Same thing with the music. We wanted to create this warmth feel with a soundtrack that felt nostalgic, but also felt cozy when it comes to homes we grew up in. So you have those needle drops that are references to the music our parents used to listen to mixed in with the stuff that we listen to today. Then creating an original score from Bobby Krlic who killed it and played homage to the Tangerine Dream synth wave era of the 80s and tried to apply it to what a superhero would look like that happens to be Latino. Us Latinos consume all types of music. We don’t just listen to the stuff that’s from our particular countries. We do, but we also consume everything else. I feel like bringing all that into this melting pot made for a very exciting experience.

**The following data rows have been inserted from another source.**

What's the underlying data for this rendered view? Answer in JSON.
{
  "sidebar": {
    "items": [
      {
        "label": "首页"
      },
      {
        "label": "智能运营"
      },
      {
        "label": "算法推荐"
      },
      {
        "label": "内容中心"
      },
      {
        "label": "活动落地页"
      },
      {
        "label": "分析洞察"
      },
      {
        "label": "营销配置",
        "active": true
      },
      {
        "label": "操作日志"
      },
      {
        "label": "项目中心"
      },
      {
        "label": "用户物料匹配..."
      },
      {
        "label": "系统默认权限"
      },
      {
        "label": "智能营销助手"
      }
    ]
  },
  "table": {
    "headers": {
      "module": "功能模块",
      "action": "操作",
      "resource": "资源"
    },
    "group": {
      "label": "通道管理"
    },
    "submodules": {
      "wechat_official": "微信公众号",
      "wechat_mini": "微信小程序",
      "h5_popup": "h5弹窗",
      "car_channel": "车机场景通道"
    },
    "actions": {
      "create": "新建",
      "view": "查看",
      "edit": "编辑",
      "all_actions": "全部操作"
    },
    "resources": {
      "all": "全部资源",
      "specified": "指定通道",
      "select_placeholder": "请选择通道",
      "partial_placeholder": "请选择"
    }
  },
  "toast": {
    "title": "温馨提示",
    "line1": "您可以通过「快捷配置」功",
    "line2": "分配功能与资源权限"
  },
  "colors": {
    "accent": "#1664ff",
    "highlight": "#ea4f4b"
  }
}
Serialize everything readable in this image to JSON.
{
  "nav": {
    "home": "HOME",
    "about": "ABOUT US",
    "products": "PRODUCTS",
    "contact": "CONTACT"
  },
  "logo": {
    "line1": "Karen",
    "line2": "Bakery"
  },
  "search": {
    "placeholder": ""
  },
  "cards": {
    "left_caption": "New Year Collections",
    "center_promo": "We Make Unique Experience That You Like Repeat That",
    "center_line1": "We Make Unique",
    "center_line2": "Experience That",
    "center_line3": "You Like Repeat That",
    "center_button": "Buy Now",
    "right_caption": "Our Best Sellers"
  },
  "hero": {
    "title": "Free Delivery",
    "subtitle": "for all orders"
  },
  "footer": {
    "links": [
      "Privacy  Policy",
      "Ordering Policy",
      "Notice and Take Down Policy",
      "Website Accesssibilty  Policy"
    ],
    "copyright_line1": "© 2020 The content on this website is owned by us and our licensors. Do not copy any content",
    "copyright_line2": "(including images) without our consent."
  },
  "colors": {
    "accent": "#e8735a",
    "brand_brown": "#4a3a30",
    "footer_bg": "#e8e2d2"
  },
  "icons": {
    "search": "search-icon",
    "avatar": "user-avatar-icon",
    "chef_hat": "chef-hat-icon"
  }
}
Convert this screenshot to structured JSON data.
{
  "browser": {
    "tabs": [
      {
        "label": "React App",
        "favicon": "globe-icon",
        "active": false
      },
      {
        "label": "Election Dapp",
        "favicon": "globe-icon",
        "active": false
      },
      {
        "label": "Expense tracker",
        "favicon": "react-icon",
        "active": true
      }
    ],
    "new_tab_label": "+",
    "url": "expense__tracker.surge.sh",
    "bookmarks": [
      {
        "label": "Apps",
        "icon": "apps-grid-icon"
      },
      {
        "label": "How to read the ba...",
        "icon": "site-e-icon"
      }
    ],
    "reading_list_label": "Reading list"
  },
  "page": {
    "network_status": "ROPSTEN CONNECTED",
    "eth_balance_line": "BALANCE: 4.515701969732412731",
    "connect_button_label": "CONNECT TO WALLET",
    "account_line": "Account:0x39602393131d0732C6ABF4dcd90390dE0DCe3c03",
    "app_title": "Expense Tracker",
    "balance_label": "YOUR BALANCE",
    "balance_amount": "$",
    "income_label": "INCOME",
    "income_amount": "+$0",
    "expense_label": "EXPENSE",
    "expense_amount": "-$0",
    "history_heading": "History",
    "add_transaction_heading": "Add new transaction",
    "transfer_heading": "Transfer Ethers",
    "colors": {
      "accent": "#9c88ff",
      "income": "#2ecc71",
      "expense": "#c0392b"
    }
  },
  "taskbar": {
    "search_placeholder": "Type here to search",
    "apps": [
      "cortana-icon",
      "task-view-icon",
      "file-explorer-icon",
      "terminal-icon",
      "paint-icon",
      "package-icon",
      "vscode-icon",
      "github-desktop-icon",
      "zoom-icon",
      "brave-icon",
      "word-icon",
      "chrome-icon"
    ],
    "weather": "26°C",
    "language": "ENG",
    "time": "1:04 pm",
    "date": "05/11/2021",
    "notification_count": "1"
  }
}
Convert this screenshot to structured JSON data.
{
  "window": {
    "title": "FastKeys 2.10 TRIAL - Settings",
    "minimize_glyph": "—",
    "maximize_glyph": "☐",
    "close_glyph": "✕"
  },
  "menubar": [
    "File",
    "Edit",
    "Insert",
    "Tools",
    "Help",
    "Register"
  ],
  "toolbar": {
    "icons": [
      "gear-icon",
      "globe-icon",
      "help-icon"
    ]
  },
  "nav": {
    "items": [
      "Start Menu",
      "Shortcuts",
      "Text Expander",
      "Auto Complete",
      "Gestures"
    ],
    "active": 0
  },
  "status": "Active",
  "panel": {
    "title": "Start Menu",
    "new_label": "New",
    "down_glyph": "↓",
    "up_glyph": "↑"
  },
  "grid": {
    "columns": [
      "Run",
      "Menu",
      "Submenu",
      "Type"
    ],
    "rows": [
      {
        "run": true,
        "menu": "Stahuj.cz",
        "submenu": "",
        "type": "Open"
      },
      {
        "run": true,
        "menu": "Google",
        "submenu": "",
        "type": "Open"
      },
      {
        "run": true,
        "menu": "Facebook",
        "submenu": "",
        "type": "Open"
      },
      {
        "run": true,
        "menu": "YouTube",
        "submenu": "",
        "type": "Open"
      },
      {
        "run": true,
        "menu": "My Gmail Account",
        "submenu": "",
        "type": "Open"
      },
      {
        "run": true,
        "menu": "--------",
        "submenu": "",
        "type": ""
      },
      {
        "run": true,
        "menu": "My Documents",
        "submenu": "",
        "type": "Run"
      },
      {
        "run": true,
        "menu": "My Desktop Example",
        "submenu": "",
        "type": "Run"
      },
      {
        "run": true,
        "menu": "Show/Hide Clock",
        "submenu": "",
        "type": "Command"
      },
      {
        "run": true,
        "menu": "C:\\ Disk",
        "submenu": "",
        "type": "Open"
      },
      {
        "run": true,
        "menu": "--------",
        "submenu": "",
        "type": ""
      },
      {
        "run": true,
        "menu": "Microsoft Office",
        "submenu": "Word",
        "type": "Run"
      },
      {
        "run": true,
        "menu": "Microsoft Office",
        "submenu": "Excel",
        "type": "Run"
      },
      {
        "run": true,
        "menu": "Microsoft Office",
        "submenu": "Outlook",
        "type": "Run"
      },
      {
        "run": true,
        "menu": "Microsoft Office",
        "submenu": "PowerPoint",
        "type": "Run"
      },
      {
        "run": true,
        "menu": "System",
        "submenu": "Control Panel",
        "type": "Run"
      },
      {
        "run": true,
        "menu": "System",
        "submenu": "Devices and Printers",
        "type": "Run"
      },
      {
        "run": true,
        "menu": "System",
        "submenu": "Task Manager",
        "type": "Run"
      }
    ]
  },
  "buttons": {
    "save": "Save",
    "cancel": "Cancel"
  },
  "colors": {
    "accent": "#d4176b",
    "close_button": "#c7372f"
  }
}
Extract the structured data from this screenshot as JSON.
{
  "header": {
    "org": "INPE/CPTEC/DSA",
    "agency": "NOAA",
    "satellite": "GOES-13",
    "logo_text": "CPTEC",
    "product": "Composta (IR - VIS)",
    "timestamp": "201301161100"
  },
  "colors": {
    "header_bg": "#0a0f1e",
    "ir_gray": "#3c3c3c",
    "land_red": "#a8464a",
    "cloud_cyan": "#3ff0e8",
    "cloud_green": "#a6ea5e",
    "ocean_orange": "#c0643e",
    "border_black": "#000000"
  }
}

CG: Yeah, it’s nice to hear “Bidi Bidi Bom Bom” and also have the 80s synth. So it felt very new and fresh, but also homey. Very different.
AMS: Everybody’s different, every home is different. And every experience is different. This is just a snippet of the whole Latino collective. So hopefully we can see more stories and hear more of our flavors.
CG:I loved when you said that the Latino representation and specificity in culture is universal. What has the reaction been from the people who have seen it with this in mind?
AMS: It’s been connecting with people. One of the things that we believed in and actually bet on was the fact that being authentically who we are is more appealing than faking something else. This generation especially has had enough with the whole idea of trying to mold yourself to what society expects of you and embrace who you truly are. Latinos have often been put in a box or have been told this is the Latino we accept. And I don’t vibe with that.
I wanted this to feel like this is authentically ourselves. And because we’re being authentically ourselves, people respond to that more. I think there’s better respect. I respect when somebody’s not trying to be fake. So, by being authentic it connects with other people because emotions are universal. What we say what we don’t say, sure that changes, but that doesn’t take away from the fact that we are humans and that we have the capacity to connect. So by embracing who we truly are, whether you know it or not, it either will feel like oh, this is part of me, or you’re either going to be drawn by curiosity. So if somebody ever feels repelled by being authentically ourselves, there’s bridges to make through conversation, research and understanding because we’re all a big family.
CG: Well, I think that’s all the time we have. Thank you so much.
AMS: Thank you. Thank you for your time. That means a lot and great questions.
Warner Brothers will release Blue Beetle only in theaters on August 18.